Look through the listing below and give the number of lines in which "header" occurs, nothing more.

━━━━━ RECORDS TO USE ━━━━━

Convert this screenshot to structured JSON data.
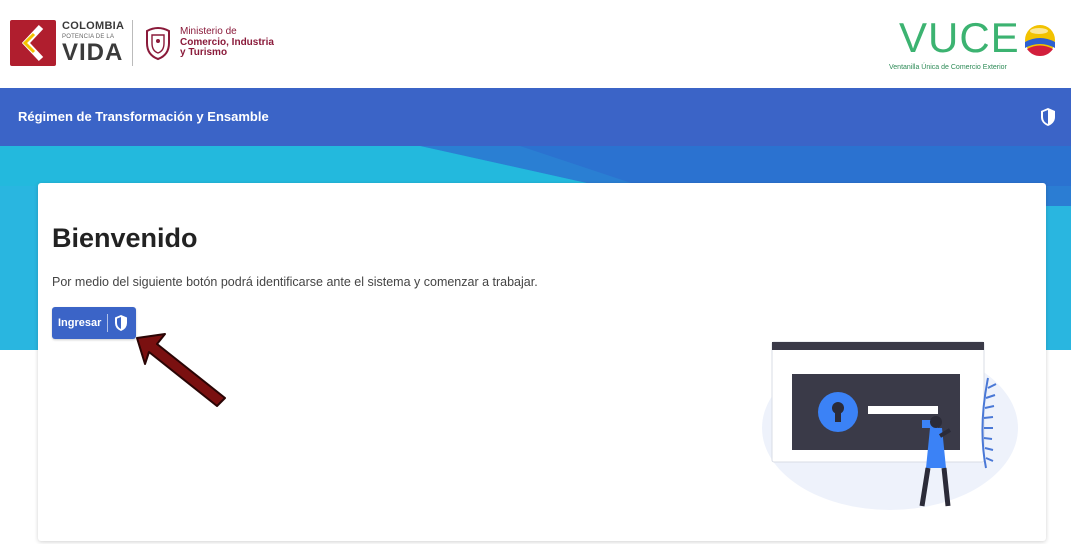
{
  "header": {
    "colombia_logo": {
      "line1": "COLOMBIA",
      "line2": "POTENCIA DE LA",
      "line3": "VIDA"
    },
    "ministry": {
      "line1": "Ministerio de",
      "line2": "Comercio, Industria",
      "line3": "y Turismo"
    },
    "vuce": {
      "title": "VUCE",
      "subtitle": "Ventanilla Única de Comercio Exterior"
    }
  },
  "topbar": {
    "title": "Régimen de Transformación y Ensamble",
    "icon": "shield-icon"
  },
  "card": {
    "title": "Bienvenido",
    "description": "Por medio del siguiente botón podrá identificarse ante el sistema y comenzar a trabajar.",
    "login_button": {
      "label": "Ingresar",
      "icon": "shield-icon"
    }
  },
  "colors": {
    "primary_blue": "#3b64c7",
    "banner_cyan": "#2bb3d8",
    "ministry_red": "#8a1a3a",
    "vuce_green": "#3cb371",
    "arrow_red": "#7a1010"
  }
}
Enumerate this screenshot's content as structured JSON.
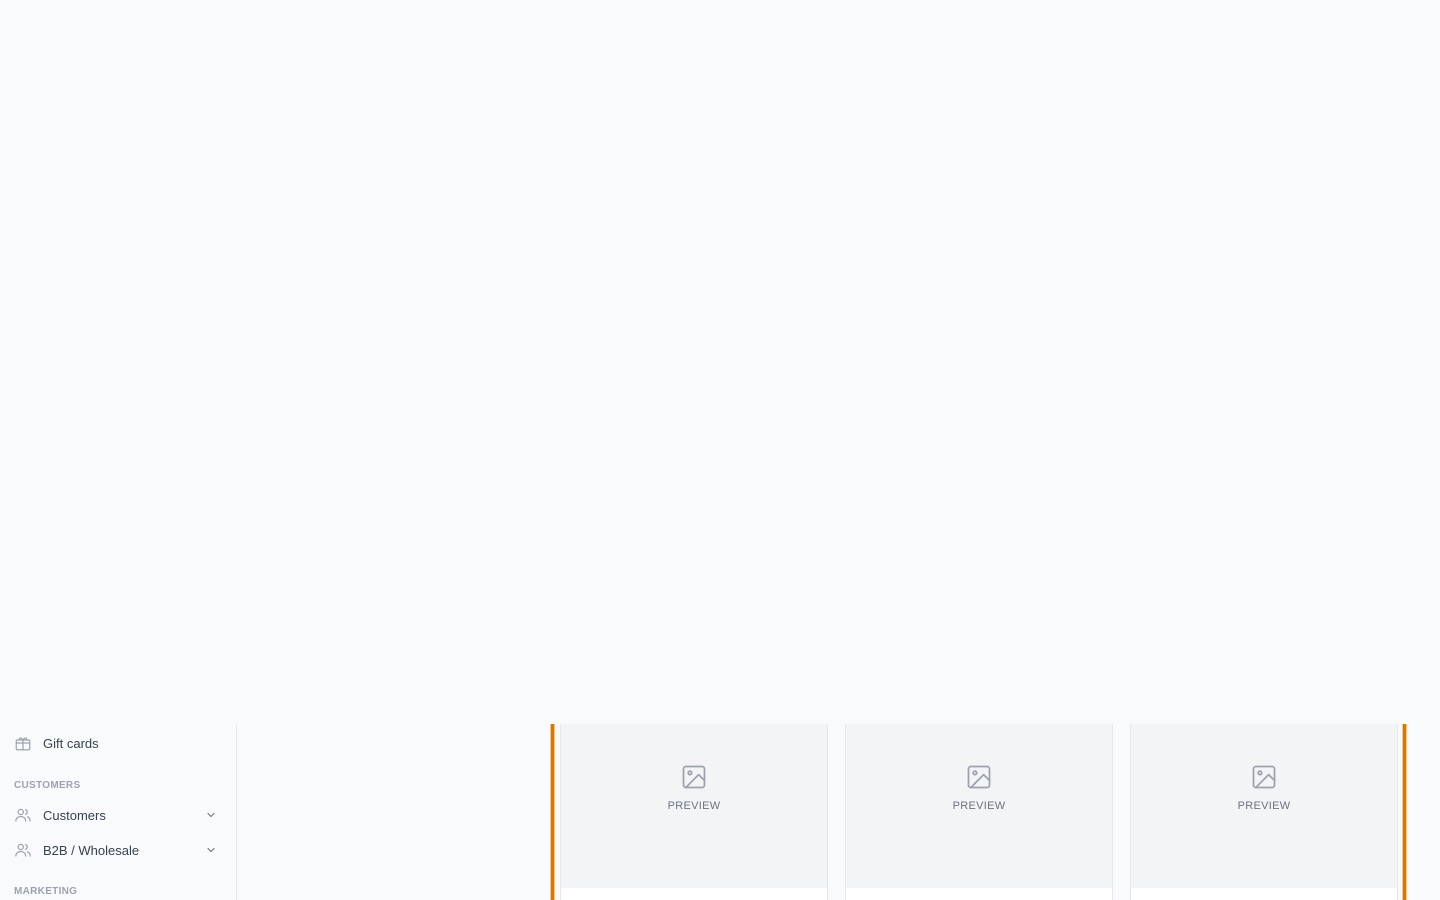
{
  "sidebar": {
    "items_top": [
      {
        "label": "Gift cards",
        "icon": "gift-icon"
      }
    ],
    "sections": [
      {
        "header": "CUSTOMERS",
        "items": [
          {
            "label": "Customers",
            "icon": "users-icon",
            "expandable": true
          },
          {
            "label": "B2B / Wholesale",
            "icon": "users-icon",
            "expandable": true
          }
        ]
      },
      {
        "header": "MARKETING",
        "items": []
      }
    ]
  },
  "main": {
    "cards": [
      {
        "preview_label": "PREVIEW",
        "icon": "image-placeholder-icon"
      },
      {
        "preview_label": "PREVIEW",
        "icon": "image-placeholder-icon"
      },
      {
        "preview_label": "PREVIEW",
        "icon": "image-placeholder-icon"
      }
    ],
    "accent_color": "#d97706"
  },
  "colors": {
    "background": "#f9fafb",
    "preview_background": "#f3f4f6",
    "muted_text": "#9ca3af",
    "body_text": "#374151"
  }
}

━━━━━

■ **SOLUTION FOR THIS EXERCISE**
3